Newport City Council has revealed a surge in the number of cyclists using the Wales National Velodrome, where Team GB and Paralympics GB’s track cyclists made their final preparations for London 2012. The growth in interest in the track is being directly attributed to the success over the summer of the country's top track riders.

Since April alone, 20,671 cyclists have used the velodrome in Newport – compared to 21,450 in the whole of 2011. The pre-Olympic and Paralympic training camps got a lot of media coverage locally, with some sessions open to the public resulting in capacity crowds, which also helped lead to huge interest from people wanting to take to the boards themselves.

As a result, all courses for people looking to try track cycling for the first time or improve on their existing skills are now fully booked until the new year, reports the South Wales Argus.

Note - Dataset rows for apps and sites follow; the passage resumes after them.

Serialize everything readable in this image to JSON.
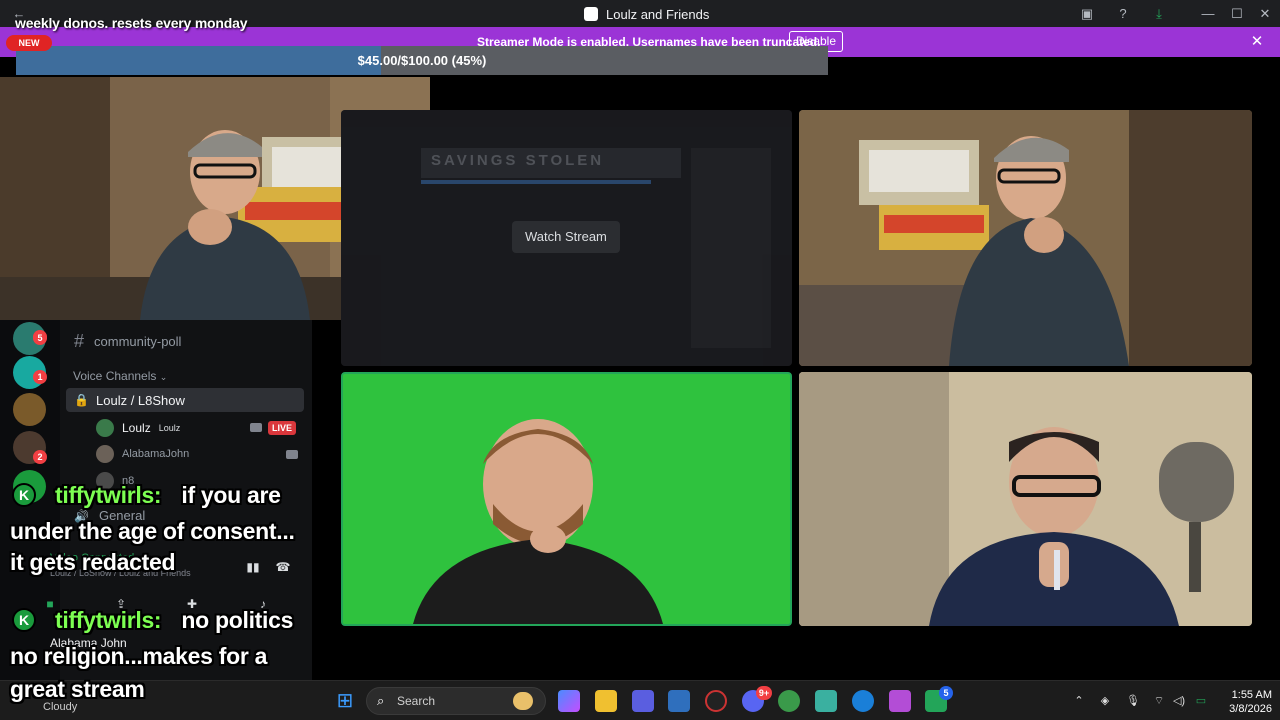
{
  "window": {
    "title": "Loulz and Friends"
  },
  "streamer_banner": {
    "message": "Streamer Mode is enabled. Usernames have been truncated.",
    "disable_label": "Disable",
    "close_icon": "close-icon"
  },
  "donation_overlay": {
    "title": "weekly donos. resets every monday",
    "badge": "NEW",
    "progress_text": "$45.00/$100.00 (45%)",
    "progress_fraction": 0.45
  },
  "stream_tile": {
    "watch_label": "Watch Stream",
    "preview_text": "SAVINGS STOLEN"
  },
  "sidebar": {
    "servers": [
      {
        "badge": "5"
      },
      {
        "badge": "1"
      },
      {
        "badge": ""
      },
      {
        "badge": "2"
      },
      {
        "badge": ""
      }
    ],
    "text_channel": "community-poll",
    "voice_header": "Voice Channels",
    "active_voice": "Loulz / L8Show",
    "voice_users": [
      {
        "name": "Loulz",
        "tag": "Loulz",
        "live": "LIVE"
      },
      {
        "name": "AlabamaJohn"
      },
      {
        "name": "n8"
      }
    ],
    "general_channel": "General",
    "connection_status": "Video Connected",
    "connection_sub": "Loulz / L8Show / Loulz and Friends",
    "footer_user": "Alabama John"
  },
  "chat_overlay": {
    "messages": [
      {
        "user": "tiffytwirls:",
        "line1": "if you are",
        "line2": "under the age of consent...",
        "line3": "it gets redacted"
      },
      {
        "user": "tiffytwirls:",
        "line1": "no politics",
        "line2": "no religion...makes for a",
        "line3": "great stream"
      }
    ]
  },
  "taskbar": {
    "weather": "Cloudy",
    "search_placeholder": "Search",
    "time": "1:55 AM",
    "date": "3/8/2026",
    "discord_badge": "9+",
    "xbox_badge": "5"
  },
  "colors": {
    "streamer_purple": "#9b34d6",
    "live_red": "#da373c",
    "chat_user_green": "#7dff52",
    "progress_blue": "#3e6d9c"
  }
}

Councillor Debbie Wilcox, cabinet member for leisure and culture at Newport City Council, commented: “The increased interest in cycling is definitely a result of the ‘Olympic effect’ and it is wonderful that even more people are discovering the Velodrome.

“Its world-class facilities were certainly appreciated by the Olympic and Paralympic athletes, who spoke highly of their time at the training camps.

“However, the Velodrome can be used by anyone, from elite athletes to absolute beginners and that is what makes it so special.”

Born in Scotland, Simon moved to London aged seven and now lives in the Oxfordshire Cotswolds with his miniature schnauzer, Elodie. He fell in love with cycling one Saturday morning in 1994 while living in Italy when Milan-San Remo went past his front door. A daily cycle commuter in London back before riding to work started to boom, he's been news editor at road.cc since 2009. Handily for work, he speaks French and Italian. He doesn't get to ride his Colnago as often as he'd like, and freely admits he's much more adept at cooking than fettling with bikes.